    // We can make a request to the server right after sending the pipelined request
    let pipelined_fut =
        proxy.echo_string("hello").map_ok(|val| println!("Got echo response {}", val));

    // Run the two futures to completion
    let (non_pipelined_result, pipelined_result) = join!(non_pipelined_fut, pipelined_fut);
    pipelined_result?;
    non_pipelined_result?;
    Ok(())
}

create_proxy is used, which is a shortcut for creating the two ends of a channel and converting one end into a proxy.
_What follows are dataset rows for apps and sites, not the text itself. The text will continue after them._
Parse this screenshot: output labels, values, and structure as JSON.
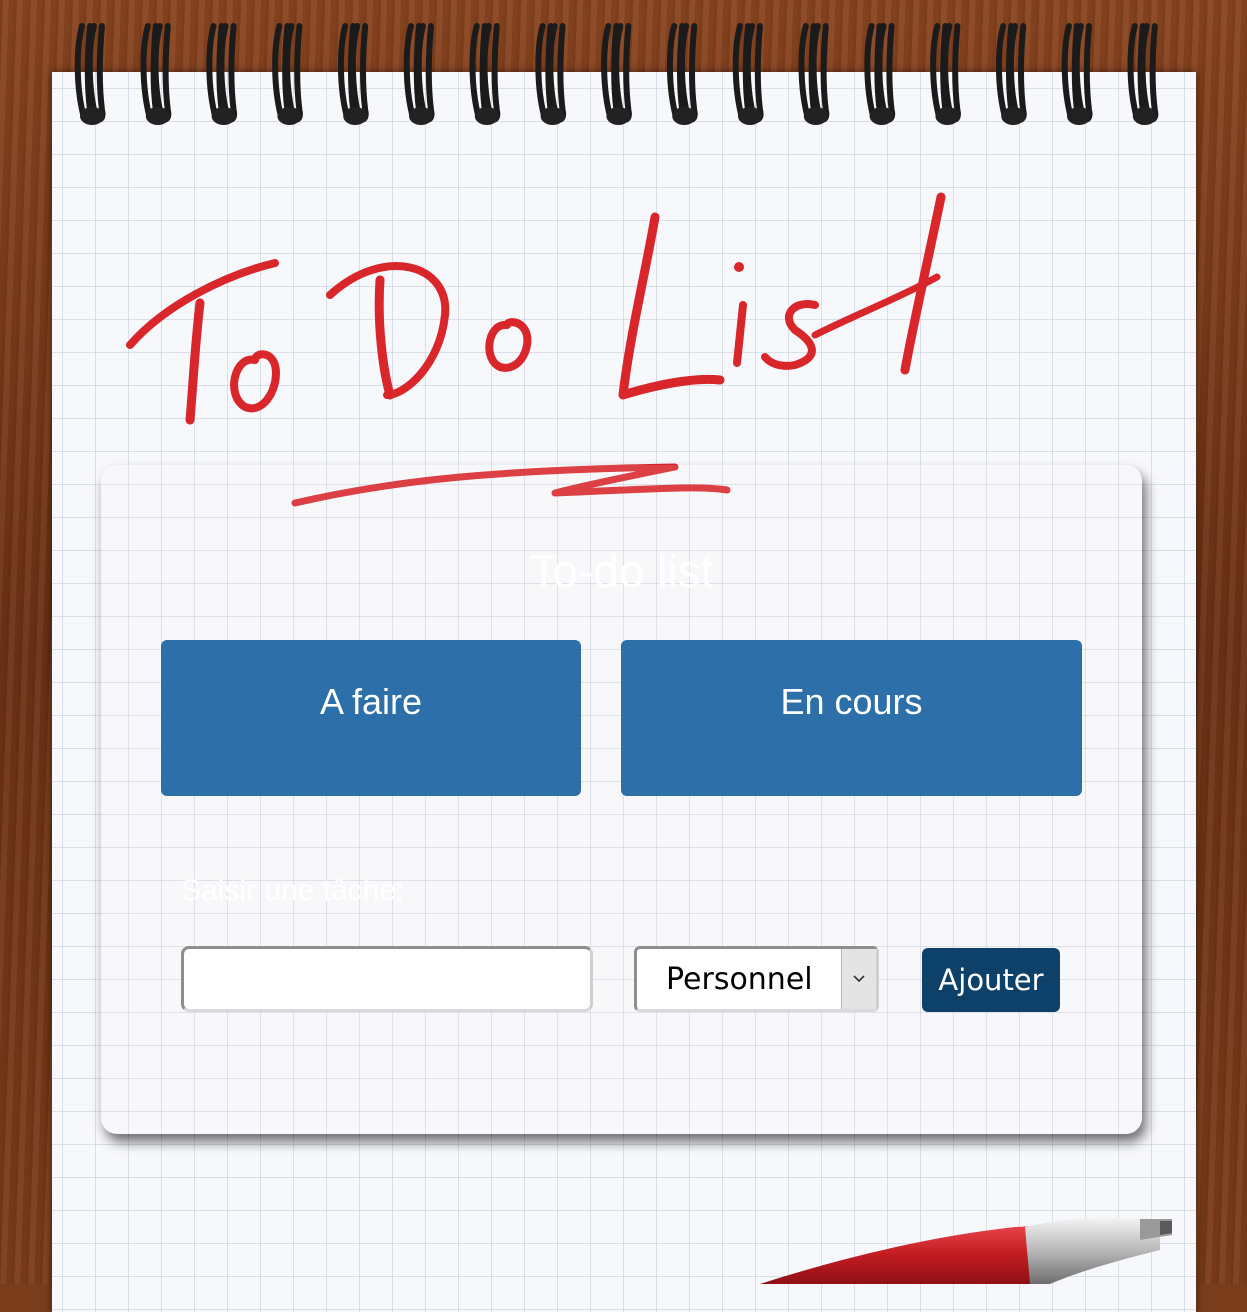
{
  "header": {
    "handwritten_title": "To Do List"
  },
  "card": {
    "title": "To-do list",
    "columns": [
      {
        "label": "A faire"
      },
      {
        "label": "En cours"
      }
    ],
    "form": {
      "label": "Saisir une tâche:",
      "input_value": "",
      "category_selected": "Personnel",
      "add_label": "Ajouter"
    }
  },
  "colors": {
    "column_button": "#2d6fa8",
    "add_button": "#0e4169",
    "handwriting": "#d8262b"
  },
  "icons": [
    "chevron-down-icon",
    "spiral-binding",
    "red-pen"
  ]
}
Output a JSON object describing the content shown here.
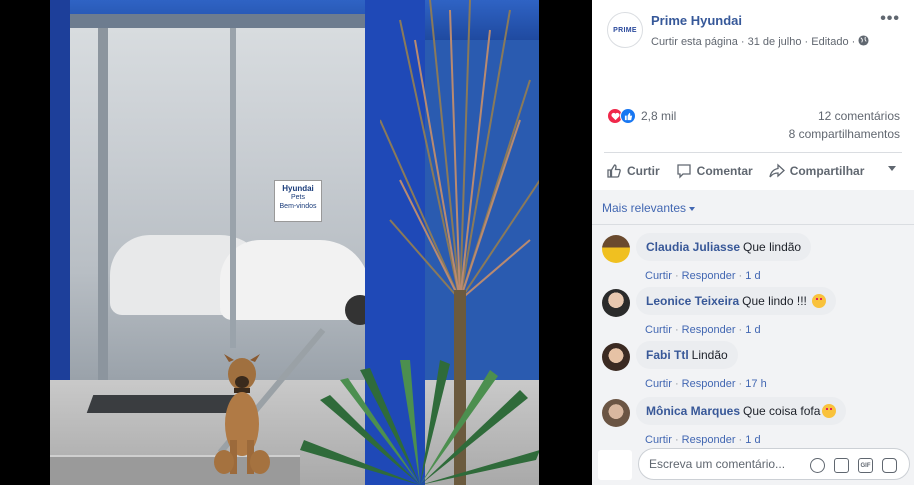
{
  "post": {
    "page_name": "Prime Hyundai",
    "page_avatar_text": "PRIME",
    "like_page": "Curtir esta página",
    "date": "31 de julho",
    "edited": "Editado",
    "separator": "·",
    "more_icon": "more-options-icon"
  },
  "photo": {
    "sign_line1": "Hyundai",
    "sign_line2": "Pets",
    "sign_line3": "Bem-vindos"
  },
  "stats": {
    "reactions_count": "2,8 mil",
    "comments": "12 comentários",
    "shares": "8 compartilhamentos",
    "reaction_types": [
      "love",
      "like"
    ]
  },
  "actions": {
    "like": "Curtir",
    "comment": "Comentar",
    "share": "Compartilhar"
  },
  "comments_section": {
    "sort_label": "Mais relevantes",
    "items": [
      {
        "author": "Claudia Juliasse",
        "text": "Que lindão",
        "like": "Curtir",
        "reply": "Responder",
        "time": "1 d",
        "emoji": false
      },
      {
        "author": "Leonice Teixeira",
        "text": "Que lindo !!! ",
        "like": "Curtir",
        "reply": "Responder",
        "time": "1 d",
        "emoji": true
      },
      {
        "author": "Fabi Ttl",
        "text": "Lindão",
        "like": "Curtir",
        "reply": "Responder",
        "time": "17 h",
        "emoji": false
      },
      {
        "author": "Mônica Marques",
        "text": "Que coisa fofa",
        "like": "Curtir",
        "reply": "Responder",
        "time": "1 d",
        "emoji": true
      }
    ],
    "composer_placeholder": "Escreva um comentário..."
  },
  "colors": {
    "link_blue": "#365899",
    "fb_blue": "#4267b2",
    "love_red": "#f0284a",
    "like_blue": "#1877f2"
  }
}
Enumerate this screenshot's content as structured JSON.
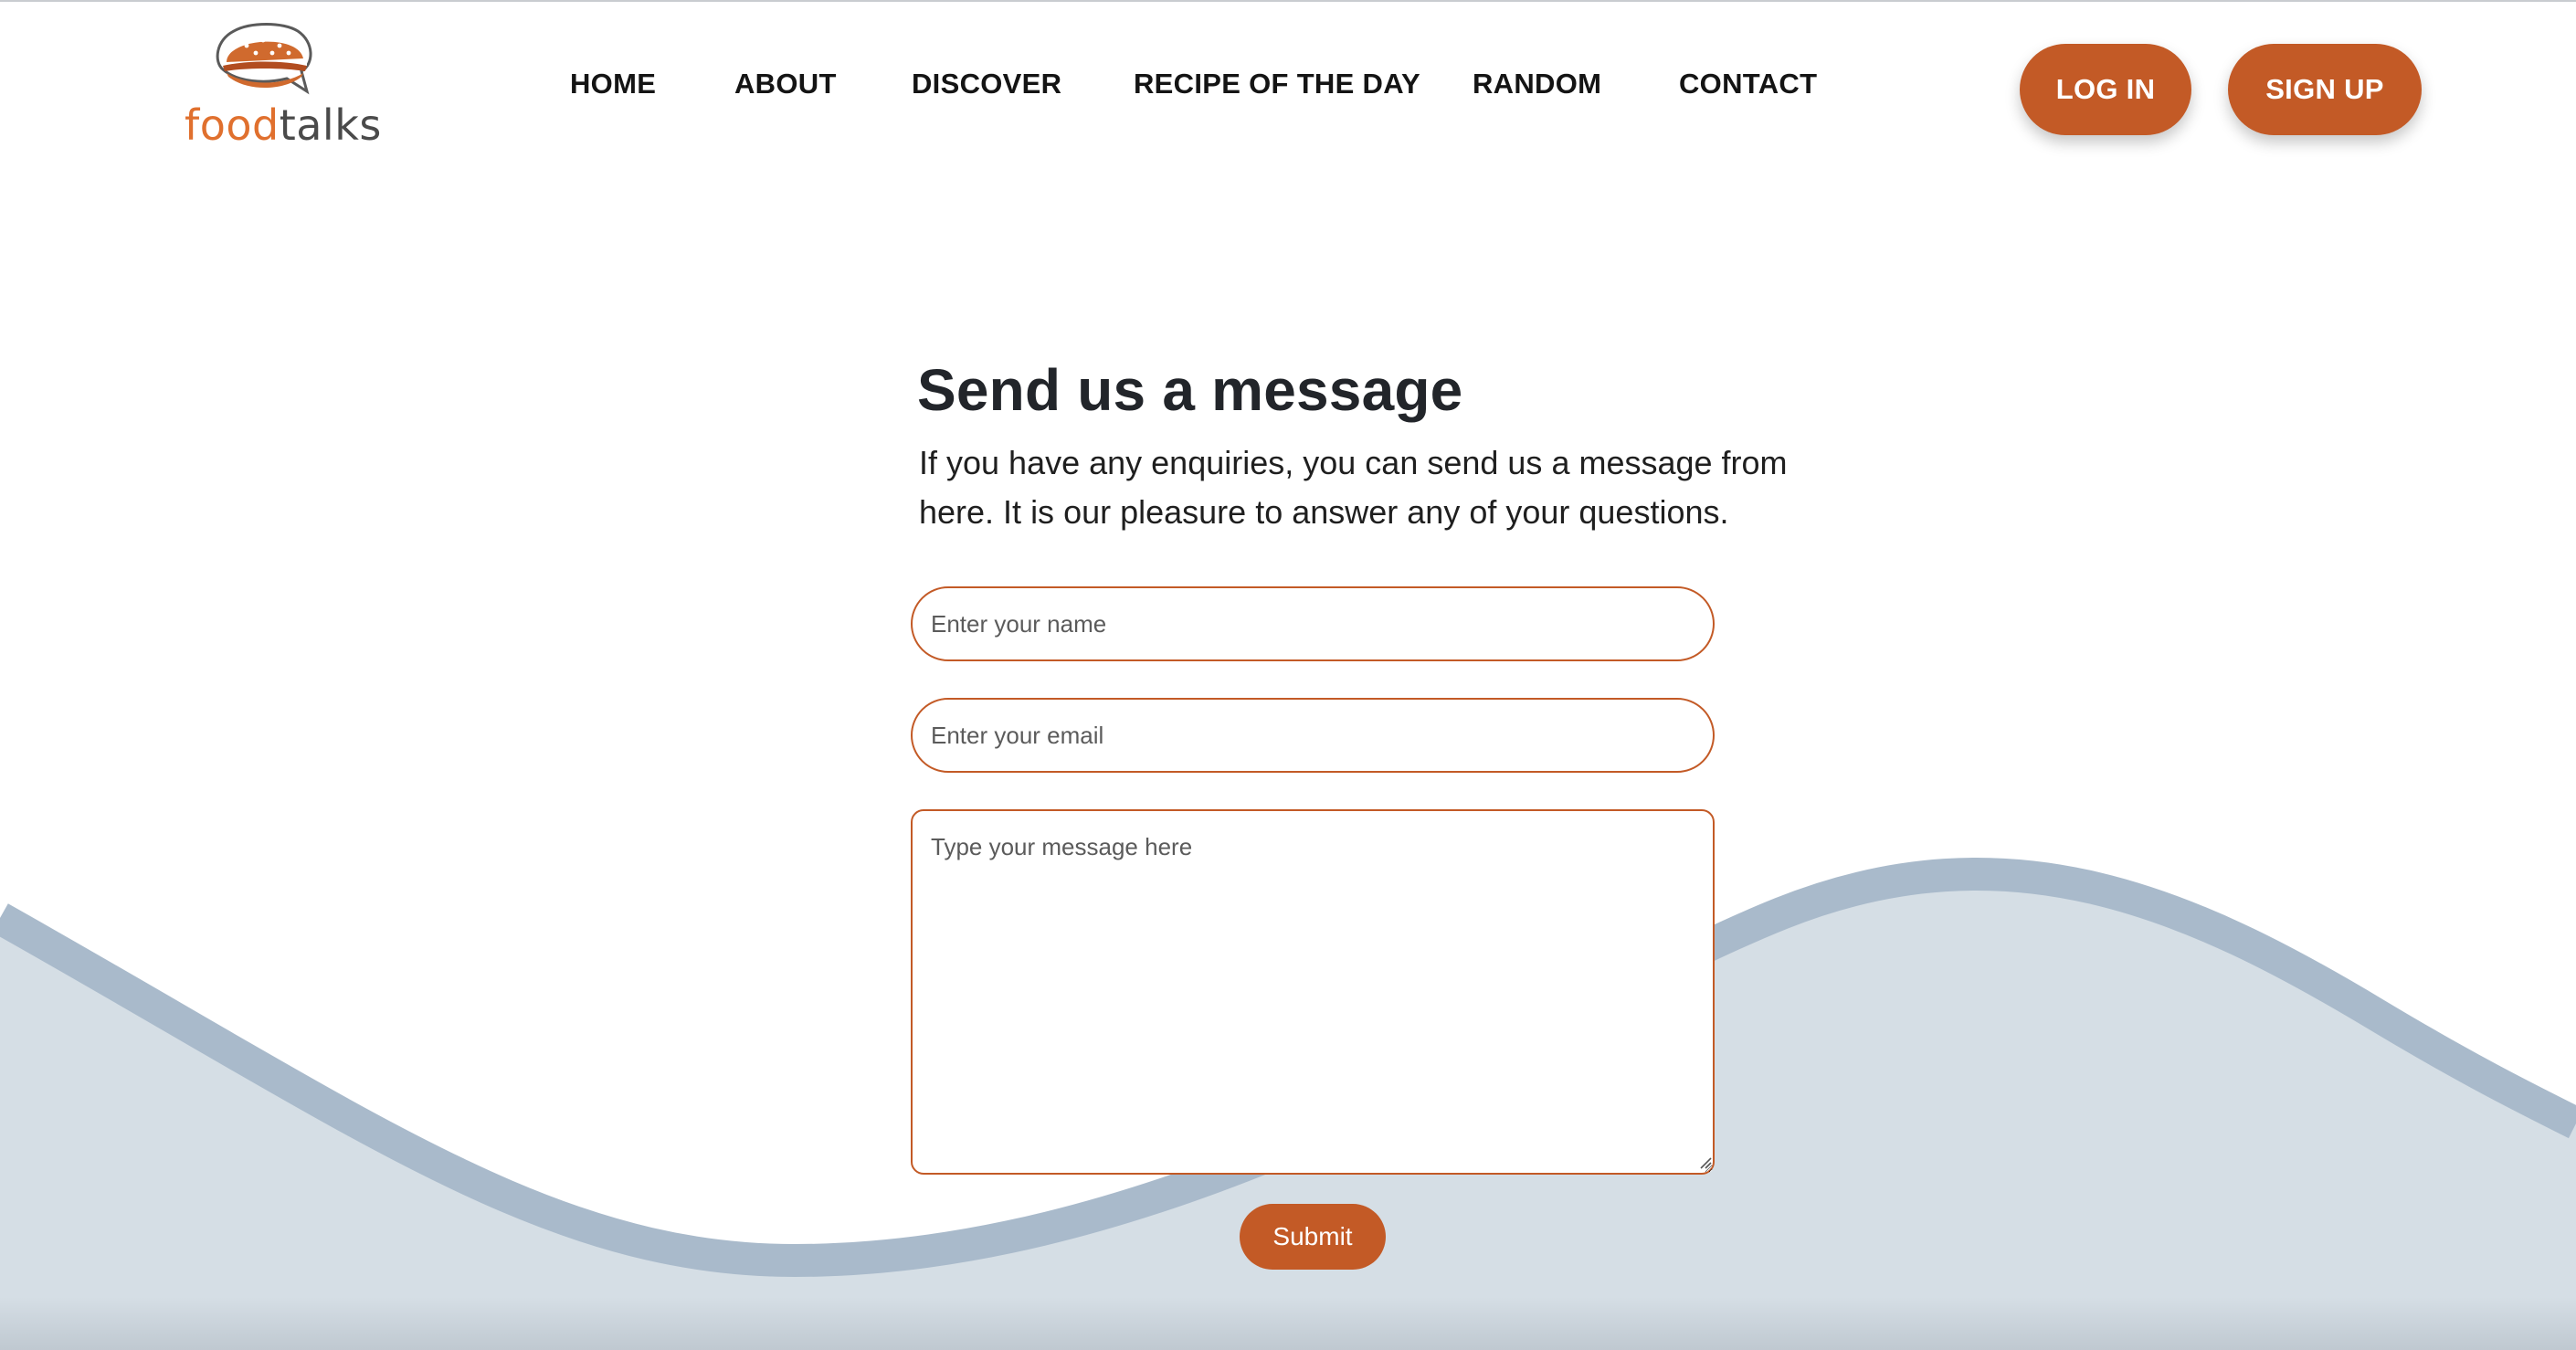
{
  "brand": {
    "name_part1": "food",
    "name_part2": "talks",
    "accent_color": "#c35a26",
    "logo_icon": "burger-speech-bubble-icon"
  },
  "nav": {
    "items": [
      {
        "label": "HOME"
      },
      {
        "label": "ABOUT"
      },
      {
        "label": "DISCOVER"
      },
      {
        "label": "RECIPE OF THE DAY"
      },
      {
        "label": "RANDOM"
      },
      {
        "label": "CONTACT"
      }
    ]
  },
  "auth": {
    "login_label": "LOG IN",
    "signup_label": "SIGN UP"
  },
  "contact": {
    "title": "Send us a message",
    "intro": "If you have any enquiries, you can send us a message from here. It is our pleasure to answer any of your questions.",
    "name_placeholder": "Enter your name",
    "email_placeholder": "Enter your email",
    "message_placeholder": "Type your message here",
    "submit_label": "Submit"
  },
  "colors": {
    "wave_fill": "#d5dee5",
    "wave_stroke": "#a9bacb"
  }
}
After the call to GetEchoPipelined, the client can immediately make the EchoString request.

Finally, the two futures corresponding to the non-pipelined and pipelined calls are run to completion concurrently, to see which one completes first:

#[fasync::run_singlethreaded]
async fn main() -> Result<(), Error> {
    let echo_launcher =
        connect_to_service::<EchoLauncherMarker>().context("Failed to connect to echo service")?;

    // Create a future that obtains an Echo protocol using the non-pipelined
    // GetEcho method
    let non_pipelined_fut = async {
        let client_end = echo_launcher.get_echo("not pipelined").await?;
        // "Upgrade" the client end in the response into an Echo proxy, and
        // make an EchoString request on it
        let proxy = client_end.into_proxy()?;
        proxy.echo_string("hello").map_ok(|val| println!("Got echo response {}", val)).await
    };

    // Create a future that obtains an Echo protocol using the pipelined GetEcho
    // method
    let (proxy, server_end) = create_proxy::<EchoMarker>()?;
    echo_launcher.get_echo_pipelined("pipelined", server_end)?;
    // We can make a request to the server right after sending the pipelined request
    let pipelined_fut =
        proxy.echo_string("hello").map_ok(|val| println!("Got echo response {}", val));

    // Run the two futures to completion
    let (non_pipelined_result, pipelined_result) = join!(non_pipelined_fut, pipelined_fut);
    pipelined_result?;
    non_pipelined_result?;
    Ok(())
}

Build the client

Optionally, to check that things are correct, try building the client:

  1. Configure your GN build to include the server:

    fx set core.x64 --with //examples/fidl/rust/request_pipelining/client`
    
  2. Build the Fuchsia image:

    fx build
    

Run the example code

To run the example code:

  1. Configure your GN build as follows:

    fx set core.x64 --with //examples/fidl/rust/request_pipelining/client --with //examples/fidl/rust/request_pipelining/server --with //examples/fidl/test:echo-launcher
    
  2. Run the example:

    fx shell run fuchsia-pkg://fuchsia.com/echo-launcher#meta/launcher.cmx fuchsia-pkg://fuchsia.com/echo-launcher-rust-client#meta/echo-client.cmx fuchsia-pkg://fuchsia.com/echo-launcher-rust-server#meta/echo-server.cmx fuchsia.examples.EchoLauncher
    

You should see the following print output in the QEMU console (or using fx log):

[115871.934] 535502:535504> Running echo launcher server
[115871.940] 535502:535504> Got non pipelined request
[115871.942] 535502:535504> Got pipelined request
[115871.942] 535502:535504> Got echo request for prefix pipelined:
[115871.942] 535502:535504> Got echo request for prefix not pipelined:
[115871.943] 535282:535284> Got echo response pipelined: : hello
[115871.943] 535282:535284> Got echo response not pipelined: : hello`

Based on the print order, you can see that the pipelined case is faster. The echo response for the pipelined case arrives first, even though the non pipelined request is sent first, since request pipelining saves a roundtrip between the client and server. Request pipelining also simplifies the code.

For further reading about protocol request pipelining, including how to handle protocol requests that may fail, see the FIDL API rubric.